Records shown Block Start

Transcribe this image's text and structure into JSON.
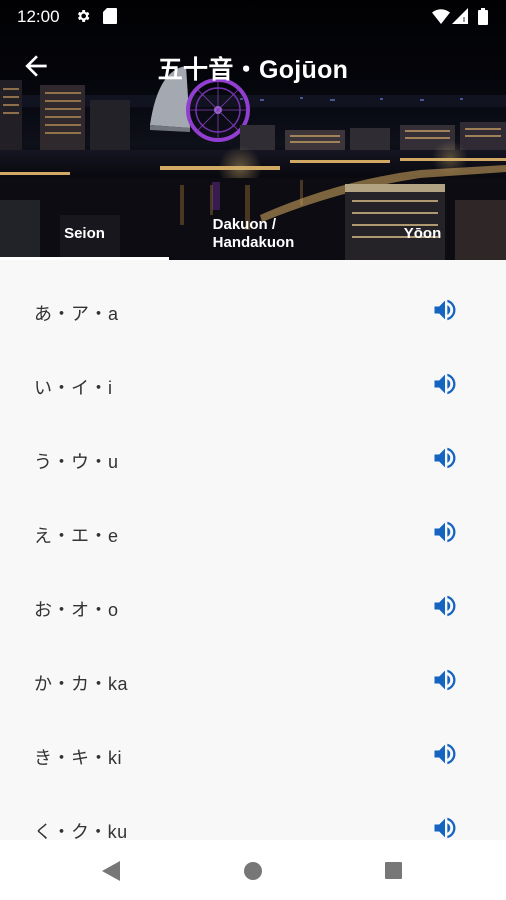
{
  "status_bar": {
    "time": "12:00",
    "icons": [
      "gear-icon",
      "sd-card-icon",
      "wifi-icon",
      "signal-icon",
      "battery-icon"
    ]
  },
  "app_bar": {
    "title": "五十音・Gojūon",
    "back_icon": "arrow-left-icon"
  },
  "tabs": [
    {
      "label": "Seion",
      "selected": true
    },
    {
      "label": "Dakuon / Handakuon",
      "line1": "Dakuon /",
      "line2": "Handakuon",
      "selected": false
    },
    {
      "label": "Yōon",
      "selected": false
    }
  ],
  "rows": [
    {
      "text": "あ・ア・a"
    },
    {
      "text": "い・イ・i"
    },
    {
      "text": "う・ウ・u"
    },
    {
      "text": "え・エ・e"
    },
    {
      "text": "お・オ・o"
    },
    {
      "text": "か・カ・ka"
    },
    {
      "text": "き・キ・ki"
    },
    {
      "text": "く・ク・ku"
    }
  ],
  "colors": {
    "accent": "#1565c0",
    "text": "#333333",
    "list_bg": "#f8f8f8"
  },
  "nav_bar": {
    "icons": [
      "nav-back-icon",
      "nav-home-icon",
      "nav-recents-icon"
    ]
  }
}
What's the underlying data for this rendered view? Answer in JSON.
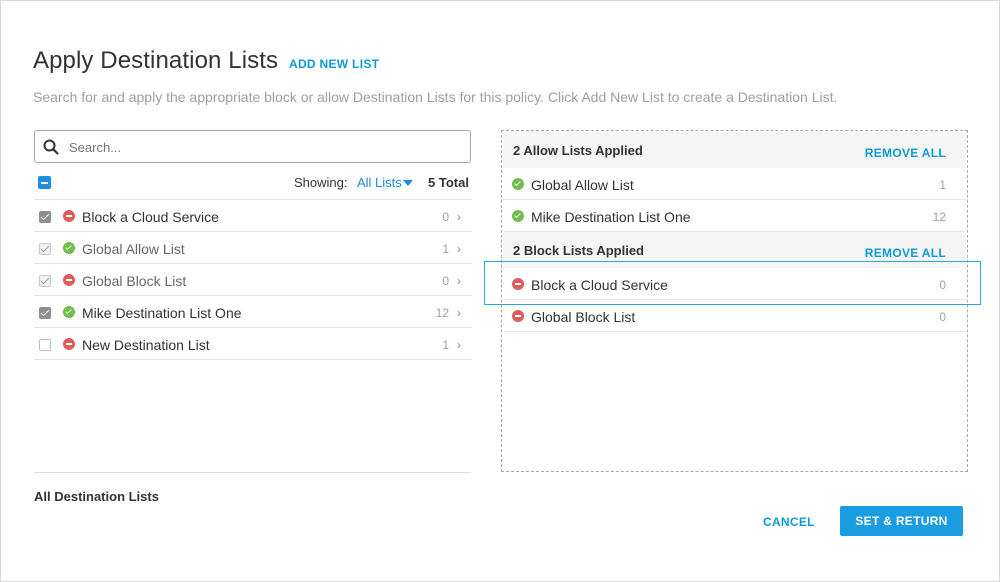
{
  "header": {
    "title": "Apply Destination Lists",
    "add_new_label": "ADD NEW LIST",
    "subtitle": "Search for and apply the appropriate block or allow Destination Lists for this policy. Click Add New List to create a Destination List."
  },
  "search": {
    "placeholder": "Search...",
    "value": ""
  },
  "filter": {
    "showing_label": "Showing:",
    "selected": "All Lists",
    "total": "5 Total"
  },
  "left_list": {
    "rows": [
      {
        "label": "Block a Cloud Service",
        "count": "0",
        "type": "block",
        "checked": true
      },
      {
        "label": "Global Allow List",
        "count": "1",
        "type": "allow",
        "checked": true
      },
      {
        "label": "Global Block List",
        "count": "0",
        "type": "block",
        "checked": true
      },
      {
        "label": "Mike Destination List One",
        "count": "12",
        "type": "allow",
        "checked": true
      },
      {
        "label": "New Destination List",
        "count": "1",
        "type": "block",
        "checked": false
      }
    ],
    "footer_label": "All Destination Lists"
  },
  "applied": {
    "allow_section": {
      "title": "2 Allow Lists Applied",
      "remove_label": "REMOVE ALL",
      "rows": [
        {
          "label": "Global Allow List",
          "count": "1"
        },
        {
          "label": "Mike Destination List One",
          "count": "12"
        }
      ]
    },
    "block_section": {
      "title": "2 Block Lists Applied",
      "remove_label": "REMOVE ALL",
      "rows": [
        {
          "label": "Block a Cloud Service",
          "count": "0"
        },
        {
          "label": "Global Block List",
          "count": "0"
        }
      ]
    }
  },
  "actions": {
    "cancel_label": "CANCEL",
    "submit_label": "SET & RETURN"
  },
  "colors": {
    "accent": "#0d9bd4",
    "primary_button": "#1b9de2",
    "allow": "#6cbf4a",
    "block": "#e05c5c"
  }
}
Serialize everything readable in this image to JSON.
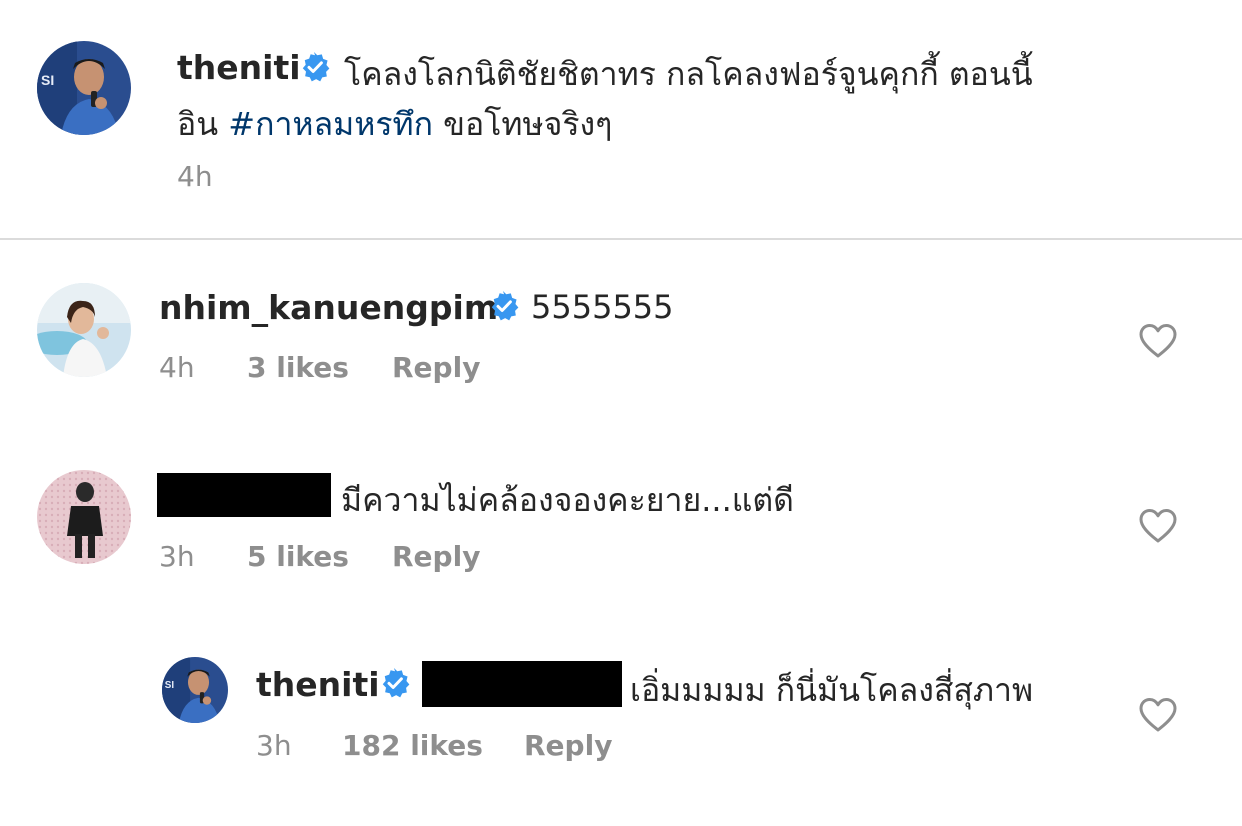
{
  "caption": {
    "username": "theniti",
    "line1": "โคลงโลกนิติชัยชิตาทร กลโคลงฟอร์จูนคุกกี้ ตอนนี้",
    "line2_prefix": "อิน",
    "hashtag": "#กาหลมหรทึก",
    "line2_suffix": "ขอโทษจริงๆ",
    "time": "4h"
  },
  "comments": [
    {
      "username": "nhim_kanuengpim",
      "verified": true,
      "text": "5555555",
      "time": "4h",
      "likes": "3 likes",
      "reply_label": "Reply"
    },
    {
      "username": "",
      "redacted": true,
      "text": "มีความไม่คล้องจองคะยาย...แต่ดี",
      "time": "3h",
      "likes": "5 likes",
      "reply_label": "Reply"
    },
    {
      "username": "theniti",
      "verified": true,
      "is_reply": true,
      "text": "เอิ่มมมมม ก็นี่มันโคลงสี่สุภาพ",
      "time": "3h",
      "likes": "182 likes",
      "reply_label": "Reply"
    }
  ],
  "colors": {
    "text": "#262626",
    "meta": "#8e8e8e",
    "verified": "#3897f0",
    "hashtag": "#00376b",
    "divider": "#dbdbdb"
  },
  "icons": {
    "verified": "verified-badge-icon",
    "like": "heart-outline-icon"
  }
}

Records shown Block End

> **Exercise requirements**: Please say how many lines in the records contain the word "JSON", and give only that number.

> **Exercise solution**: 3